Programmable simulation of quantum magnets
D-Wave has announced today that its 2,000-qubit system was recently used to achieve a new milestone in quantum computing, demonstrating a topological phase transition. What that means is that the system could be used to make physical research and development significantly faster and cheaper.
D-Wave 2000Q Used As Accurate Simulator
The paper, entitled “Observation of topological phenomena in a programmable lattice of 1,800 qubits” and published in peer-reviewed journal Nature, demonstrates that the fully programmable D-Wave 2000Q quantum annealing computer can be used as an accurate simulator of quantum systems at a large scale.
The method used in this research can have broad implications for the discovery and development of new materials. The new paper follows another recent paper on D-Wave’s quantum annealing computers, which demonstrated a different type of phase transition in a quantum spin-glass simulation. According to the company, these two papers show its system’s versatility in quantum simulation of materials, in addition to other tasks, such as optimization and machine learning.
Bringing Decades-Old Research To Life
According to D-Wave, the new results were based on decades-old research from the ’70s done by theoretical physicists Vadim Berezinskii, J. Michael Kosterlitz and David Thouless, who predicted a new state of matter characterized by non-trivial topological properties. This work received the Nobel Prize for Physics in 2016. The D-Wave researchers implemented those theories on their 2000Q system to form a two-dimensional lattice of artificial spins.
Dr. Mohammad Amin, chief scientist at D-Wave, said:
“The work described in the Nature paper represents a landmark in the field of quantum computation: for the first time, a theoretically predicted state of matter was realized in quantum simulation before being demonstrated in a real magnetic material.
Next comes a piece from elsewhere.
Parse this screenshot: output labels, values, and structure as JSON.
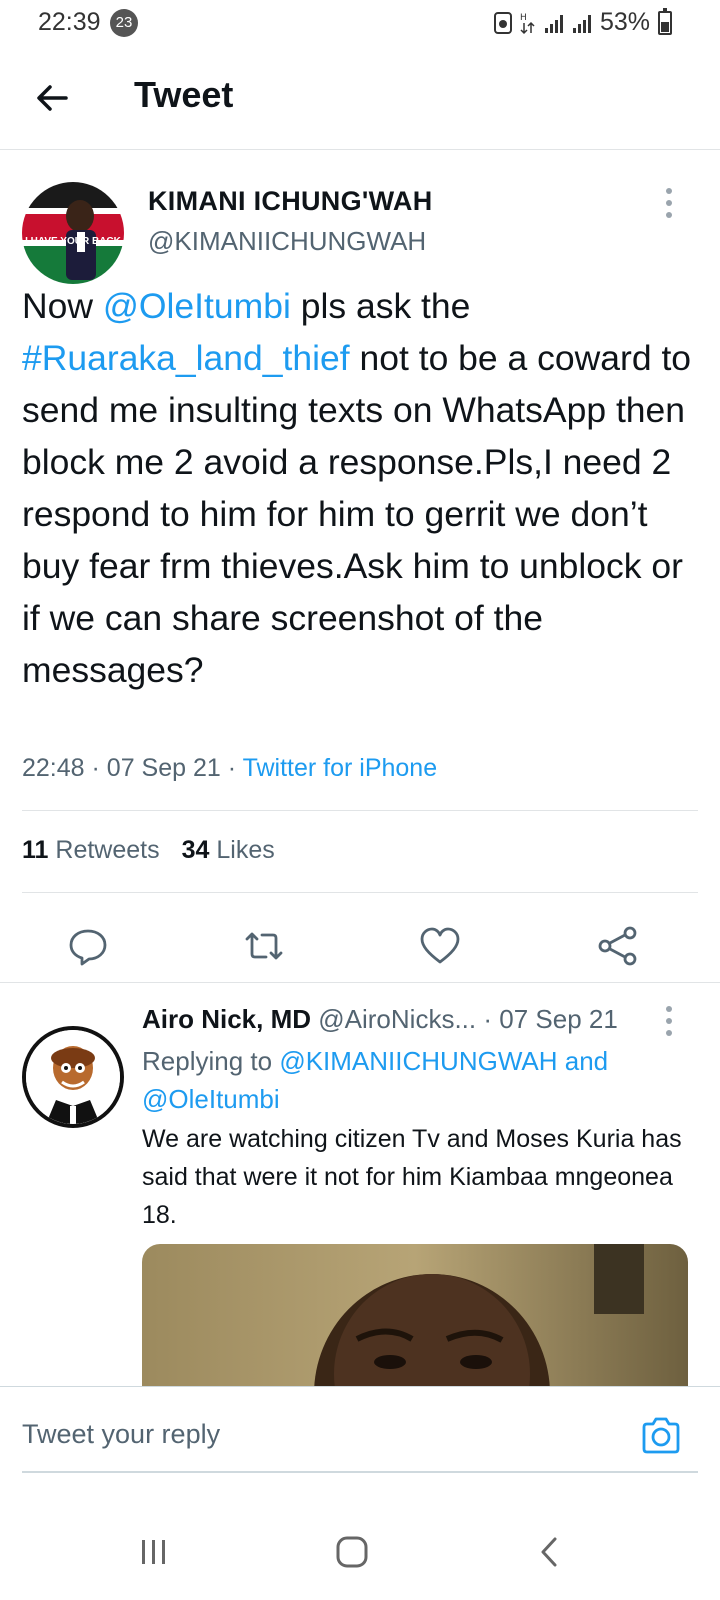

This is a significant step toward reaching the goal of quantum simulation, enabling the study of material properties before making them in the lab, a process that today can be very costly and time consuming.”
Beyond these recent achievements, which could prove useful in the coming years in the material science field, D-Wave said that its customers have already built over 70 prototype applications across a variety of other fields. These applications span optimization, machine learning, quantum material science, cybersecurity and more. The company noted that these applications often approach and sometimes even surpass conventional computing in terms of finding quality solutions to real-world problems.